What you have to do – Please return all lines of the data below containing the string "Open".

Records from a dataset –
--------------------------------

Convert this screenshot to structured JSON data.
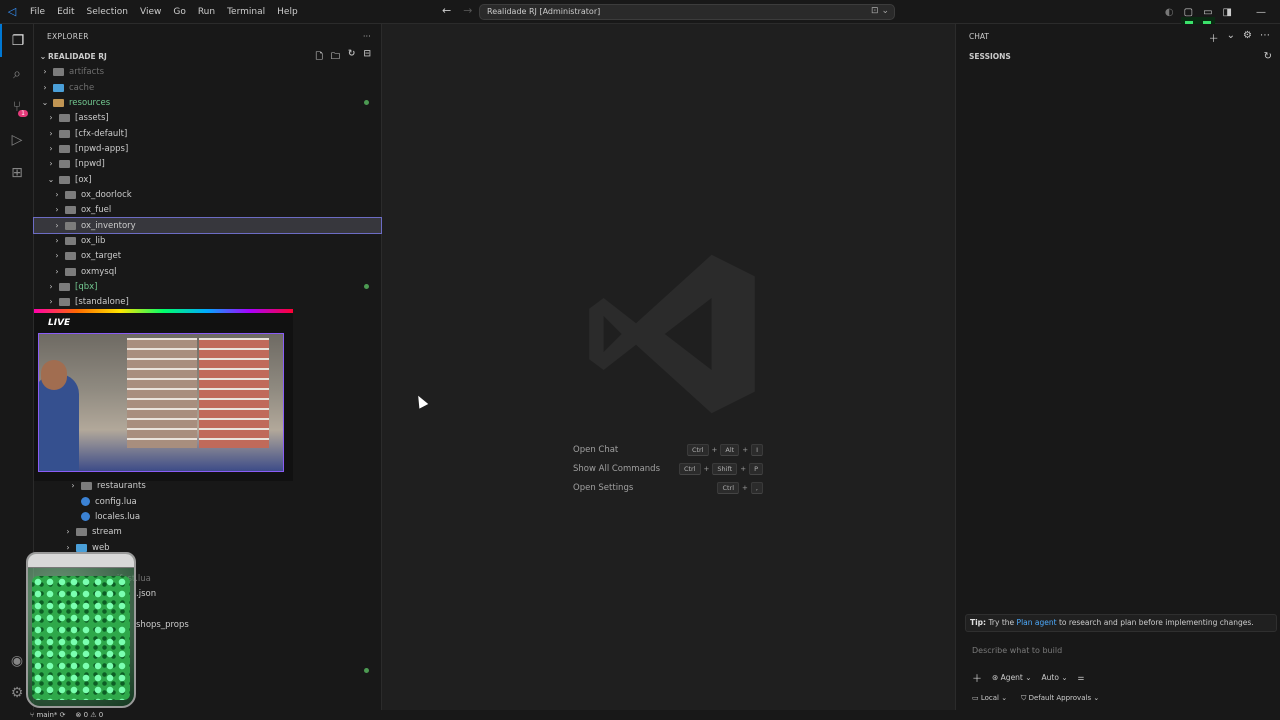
{
  "titlebar": {
    "logo": "◁",
    "menu": [
      "File",
      "Edit",
      "Selection",
      "View",
      "Go",
      "Run",
      "Terminal",
      "Help"
    ],
    "window_title": "Realidade RJ [Administrator]"
  },
  "activity_bar": {
    "scm_badge": "1"
  },
  "explorer": {
    "header": "EXPLORER",
    "more": "···",
    "section": "REALIDADE RJ",
    "tree": [
      {
        "label": "artifacts",
        "indent": 1
      },
      {
        "label": "cache",
        "indent": 1
      },
      {
        "label": "resources",
        "indent": 1
      },
      {
        "label": "[assets]",
        "indent": 2
      },
      {
        "label": "[cfx-default]",
        "indent": 2
      },
      {
        "label": "[npwd-apps]",
        "indent": 2
      },
      {
        "label": "[npwd]",
        "indent": 2
      },
      {
        "label": "[ox]",
        "indent": 2
      },
      {
        "label": "ox_doorlock",
        "indent": 3
      },
      {
        "label": "ox_fuel",
        "indent": 3
      },
      {
        "label": "ox_inventory",
        "indent": 3
      },
      {
        "label": "ox_lib",
        "indent": 3
      },
      {
        "label": "ox_target",
        "indent": 3
      },
      {
        "label": "oxmysql",
        "indent": 3
      },
      {
        "label": "[qbx]",
        "indent": 2
      },
      {
        "label": "[standalone]",
        "indent": 2
      },
      {
        "label": "restaurants",
        "indent": 4
      },
      {
        "label": "config.lua",
        "indent": 5
      },
      {
        "label": "locales.lua",
        "indent": 5
      },
      {
        "label": "stream",
        "indent": 4
      },
      {
        "label": "web",
        "indent": 4
      },
      {
        "label": "manifest.lua",
        "indent": 4
      },
      {
        "label": ".json",
        "indent": 4
      },
      {
        "label": "shops_props",
        "indent": 4
      }
    ]
  },
  "webcam": {
    "live_label": "LIVE"
  },
  "editor": {
    "commands": [
      {
        "label": "Open Chat",
        "keys": [
          "Ctrl",
          "Alt",
          "I"
        ]
      },
      {
        "label": "Show All Commands",
        "keys": [
          "Ctrl",
          "Shift",
          "P"
        ]
      },
      {
        "label": "Open Settings",
        "keys": [
          "Ctrl",
          ","
        ]
      }
    ]
  },
  "chat": {
    "title": "CHAT",
    "sessions": "SESSIONS",
    "tip_label": "Tip:",
    "tip_pre": "Try the",
    "tip_link": "Plan agent",
    "tip_post": "to research and plan before implementing changes.",
    "input_placeholder": "Describe what to build",
    "mode": "Agent",
    "model": "Auto",
    "location": "Local",
    "approvals": "Default Approvals"
  },
  "statusbar": {
    "branch": "main*",
    "problems": "⊗ 0 ⚠ 0"
  },
  "colors": {
    "accent": "#0078d4",
    "selection": "#37373d",
    "link": "#4daafc"
  }
}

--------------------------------

Result of the exercise –
        "label": "Open Chat",
        "label": "Open Settings",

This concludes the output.